After I left Hobby Lobby, I drove over to the cemetery and shoved in the flowers.
Never let it be said that I am not sentimental.
While I was there, I saw the most precious arrangement for a little baby girl.
The little touches just slayed me. For example, the angel wings were a little girl's gloves - maybe this little girl's. And look at the handprints of the parents.
Daddy's Little Girl. Oh God. I feel so bad for them.
The practical side of me wonders if they will maintain it in the years to come. This is really a high maintenance type of monument. And I wonder if the parents/family members will end up suffering horrible pangs of guilt over the years if they cut back on the decorations, allow them to grow a bit sloppy, or otherwise decide to scale back. But I could tell that putting this together, at this point in time, gave them perhaps the only comfort they could find, god love them.
I spent more time standing in prayer at this site than I did at my own family’s grave. After a moment's hesitation that I shouldn't touch something so clearly precious to them, I went ahead and straightened some of the items, tucked in the notes so they wouldn’t blow away so easily, and walked away feeling both sad that that family hurts, and warm to recognize the love that must have existed in that family. I hope they are doing okay. I strongly suspect that I am not the only impromptu visitor who has straightened things up and said a little prayer. Their grief is new. Please remember them in your prayers.
Not far from the little girl’s grave was the grave of a young man, who apparently died when he was about 21. I lost a brother at that age and remember well the shock of a vibrant young soul suddenly just... gone. They had laid a skateboard and a variety of other things at the site in his memory. I am sure they feel the loss as a hole in their hearts, every day.

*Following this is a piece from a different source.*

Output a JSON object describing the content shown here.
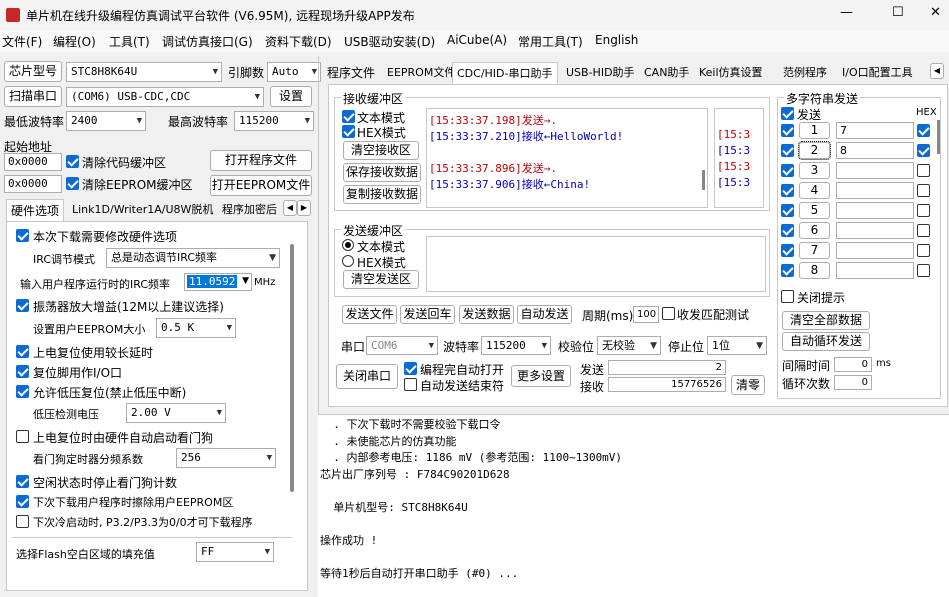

I was struck that someone even left car keys and they hadn’t been molested. Later, I mentioned to my husband that people tend to respect the dead. He said that if it was widely known where the car that went with those keys was, those keys would be history.
And here is a grave that I always visit. Always.

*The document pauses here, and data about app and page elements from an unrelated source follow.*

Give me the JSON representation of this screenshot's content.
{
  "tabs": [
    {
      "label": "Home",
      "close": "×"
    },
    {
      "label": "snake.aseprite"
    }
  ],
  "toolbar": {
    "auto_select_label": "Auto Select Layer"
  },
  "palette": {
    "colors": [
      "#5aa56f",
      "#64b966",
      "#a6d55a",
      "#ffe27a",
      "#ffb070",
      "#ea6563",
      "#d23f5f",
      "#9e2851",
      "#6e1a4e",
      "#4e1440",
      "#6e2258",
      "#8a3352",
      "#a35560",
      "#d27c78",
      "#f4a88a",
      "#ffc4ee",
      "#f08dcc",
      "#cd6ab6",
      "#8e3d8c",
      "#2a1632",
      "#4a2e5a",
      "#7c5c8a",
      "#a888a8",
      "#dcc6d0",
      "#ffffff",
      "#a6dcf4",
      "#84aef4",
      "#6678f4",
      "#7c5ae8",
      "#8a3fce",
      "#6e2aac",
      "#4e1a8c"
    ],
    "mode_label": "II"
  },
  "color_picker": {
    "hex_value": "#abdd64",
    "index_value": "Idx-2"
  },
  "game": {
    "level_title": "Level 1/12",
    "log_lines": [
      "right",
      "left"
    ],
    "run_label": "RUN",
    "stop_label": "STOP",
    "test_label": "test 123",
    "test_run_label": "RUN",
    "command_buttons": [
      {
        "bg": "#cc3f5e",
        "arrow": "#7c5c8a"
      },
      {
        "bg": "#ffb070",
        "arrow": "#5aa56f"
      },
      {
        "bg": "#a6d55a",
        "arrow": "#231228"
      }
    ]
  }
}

Anyway, this kind soul listened to me tell him how much I missed my sister and how my family was mad at me and how much I loved my boyfriend and how they didn’t approve. I didn’t tell him I was pregnant but suspect he had figured it out. After hearing me out, he stepped aside to show me the date on the headstone. He was 8 years older than his late wife and they’d married when she was 16 years old. They’d been happily married more than fifty years. And he said, ‘The age difference never made the slightest bit of difference! We never even noticed it.”
To this day, I think that man was angel sent to offer me comfort.

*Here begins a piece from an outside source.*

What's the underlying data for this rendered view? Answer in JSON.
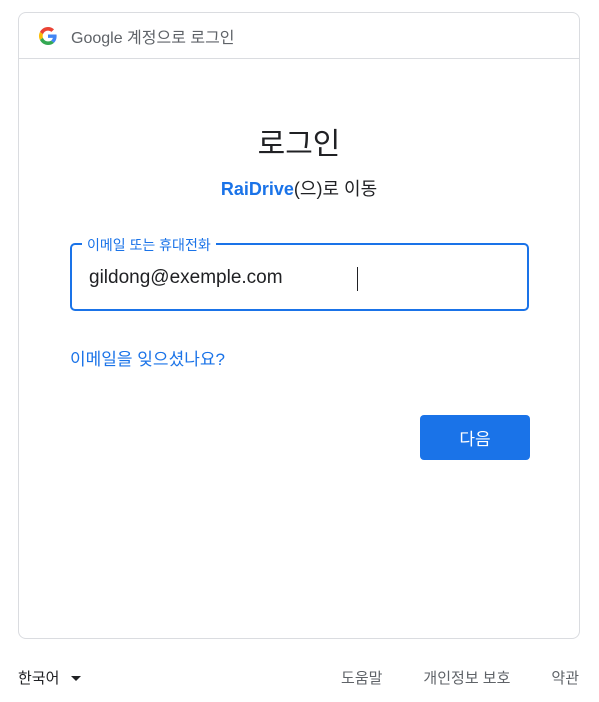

So I always looked for Mr. Moore when I went back to the cemetery but never saw him, again. For years, I would see fresh flowers on the grave but then a few years went by with no flowers, then I saw where he had passed in 1990. He was 96 years old at the time of his death. Maybe I should remember him with flowers the next time I am out there.
We all like to think that people can make a difference with a simple kind word or gesture but it is pretty rare. Mr. Moore appeared at the right time and said the right words to truly help a young girl. I expect he never knew that he made such a difference in a stranger’s life – but he did.
Thank you, Mr. Moore.
So when I got home from the cemetery, Husband announced that he had been reading up on bluebird houses, including standard lore regarding what the bluebirds were looking for in a house. He said that I should look it up.
Thankfully, the Prednisone is not really causing me much emotional upheaval at this point - but that was a bit irritating.
I counted to five and told him I already have done my research, which is why I had such rigid ideas on how the house should be set up. He glossed over all that. Instead, he said he “knew” I was not going to be happy unless that new birdhouse faced east (never admitting that it was a good idea!) – so he’d shifted it around.
Sometimes I don’t know whether to hug him or roll my eyes at him so I just smiled and said, “Thank you, dear.”
Truly, I am a saint.
While I am at it, here are a few photos:
The darling little church where I cast my vote:
Pearl is quite sleepy:
That Evelyn is sassy!
Penny, Evelyn and Pearl